- **WORK REQUEST**: The reply should return the data in full, exactly as written.

[PROVIDED RECORDS]

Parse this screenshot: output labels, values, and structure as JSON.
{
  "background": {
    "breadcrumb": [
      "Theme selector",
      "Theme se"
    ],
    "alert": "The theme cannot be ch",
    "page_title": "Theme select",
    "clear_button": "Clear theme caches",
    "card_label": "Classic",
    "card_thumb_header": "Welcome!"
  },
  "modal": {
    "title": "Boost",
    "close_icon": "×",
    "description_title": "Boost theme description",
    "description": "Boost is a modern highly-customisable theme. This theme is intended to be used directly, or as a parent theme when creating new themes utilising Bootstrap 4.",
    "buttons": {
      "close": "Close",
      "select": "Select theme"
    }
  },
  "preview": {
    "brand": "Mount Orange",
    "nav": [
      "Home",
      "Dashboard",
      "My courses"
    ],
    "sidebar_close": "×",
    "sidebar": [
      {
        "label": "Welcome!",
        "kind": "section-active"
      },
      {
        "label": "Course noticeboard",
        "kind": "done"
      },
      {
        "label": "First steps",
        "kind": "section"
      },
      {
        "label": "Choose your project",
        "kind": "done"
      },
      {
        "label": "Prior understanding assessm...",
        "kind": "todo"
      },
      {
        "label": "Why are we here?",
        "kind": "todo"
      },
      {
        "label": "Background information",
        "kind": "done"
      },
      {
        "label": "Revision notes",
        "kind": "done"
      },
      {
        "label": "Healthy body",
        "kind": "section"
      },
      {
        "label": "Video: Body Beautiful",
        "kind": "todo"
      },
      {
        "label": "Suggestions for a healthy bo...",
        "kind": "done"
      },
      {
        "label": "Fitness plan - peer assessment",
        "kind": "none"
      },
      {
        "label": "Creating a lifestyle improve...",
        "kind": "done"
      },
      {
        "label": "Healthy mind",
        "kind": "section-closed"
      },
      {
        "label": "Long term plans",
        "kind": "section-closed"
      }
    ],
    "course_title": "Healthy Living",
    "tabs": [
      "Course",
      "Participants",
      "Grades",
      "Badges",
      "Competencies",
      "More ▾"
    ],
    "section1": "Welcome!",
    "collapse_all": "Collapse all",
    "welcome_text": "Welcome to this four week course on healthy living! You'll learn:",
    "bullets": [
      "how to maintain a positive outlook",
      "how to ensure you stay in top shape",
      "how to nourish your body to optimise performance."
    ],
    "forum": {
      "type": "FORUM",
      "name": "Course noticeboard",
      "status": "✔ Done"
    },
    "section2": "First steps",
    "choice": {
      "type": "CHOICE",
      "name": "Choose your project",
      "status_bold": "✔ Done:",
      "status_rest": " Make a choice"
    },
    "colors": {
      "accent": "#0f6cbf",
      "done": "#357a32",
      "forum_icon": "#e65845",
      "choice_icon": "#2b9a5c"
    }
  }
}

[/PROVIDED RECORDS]

- **WRITTEN RESPONSE**:
Parse this screenshot: output labels, values, and structure as JSON.
{
  "background": {
    "breadcrumb": [
      "Theme selector",
      "Theme se"
    ],
    "alert": "The theme cannot be ch",
    "page_title": "Theme select",
    "clear_button": "Clear theme caches",
    "card_label": "Classic",
    "card_thumb_header": "Welcome!"
  },
  "modal": {
    "title": "Boost",
    "close_icon": "×",
    "description_title": "Boost theme description",
    "description": "Boost is a modern highly-customisable theme. This theme is intended to be used directly, or as a parent theme when creating new themes utilising Bootstrap 4.",
    "buttons": {
      "close": "Close",
      "select": "Select theme"
    }
  },
  "preview": {
    "brand": "Mount Orange",
    "nav": [
      "Home",
      "Dashboard",
      "My courses"
    ],
    "sidebar_close": "×",
    "sidebar": [
      {
        "label": "Welcome!",
        "kind": "section-active"
      },
      {
        "label": "Course noticeboard",
        "kind": "done"
      },
      {
        "label": "First steps",
        "kind": "section"
      },
      {
        "label": "Choose your project",
        "kind": "done"
      },
      {
        "label": "Prior understanding assessm...",
        "kind": "todo"
      },
      {
        "label": "Why are we here?",
        "kind": "todo"
      },
      {
        "label": "Background information",
        "kind": "done"
      },
      {
        "label": "Revision notes",
        "kind": "done"
      },
      {
        "label": "Healthy body",
        "kind": "section"
      },
      {
        "label": "Video: Body Beautiful",
        "kind": "todo"
      },
      {
        "label": "Suggestions for a healthy bo...",
        "kind": "done"
      },
      {
        "label": "Fitness plan - peer assessment",
        "kind": "none"
      },
      {
        "label": "Creating a lifestyle improve...",
        "kind": "done"
      },
      {
        "label": "Healthy mind",
        "kind": "section-closed"
      },
      {
        "label": "Long term plans",
        "kind": "section-closed"
      }
    ],
    "course_title": "Healthy Living",
    "tabs": [
      "Course",
      "Participants",
      "Grades",
      "Badges",
      "Competencies",
      "More ▾"
    ],
    "section1": "Welcome!",
    "collapse_all": "Collapse all",
    "welcome_text": "Welcome to this four week course on healthy living! You'll learn:",
    "bullets": [
      "how to maintain a positive outlook",
      "how to ensure you stay in top shape",
      "how to nourish your body to optimise performance."
    ],
    "forum": {
      "type": "FORUM",
      "name": "Course noticeboard",
      "status": "✔ Done"
    },
    "section2": "First steps",
    "choice": {
      "type": "CHOICE",
      "name": "Choose your project",
      "status_bold": "✔ Done:",
      "status_rest": " Make a choice"
    },
    "colors": {
      "accent": "#0f6cbf",
      "done": "#357a32",
      "forum_icon": "#e65845",
      "choice_icon": "#2b9a5c"
    }
  }
}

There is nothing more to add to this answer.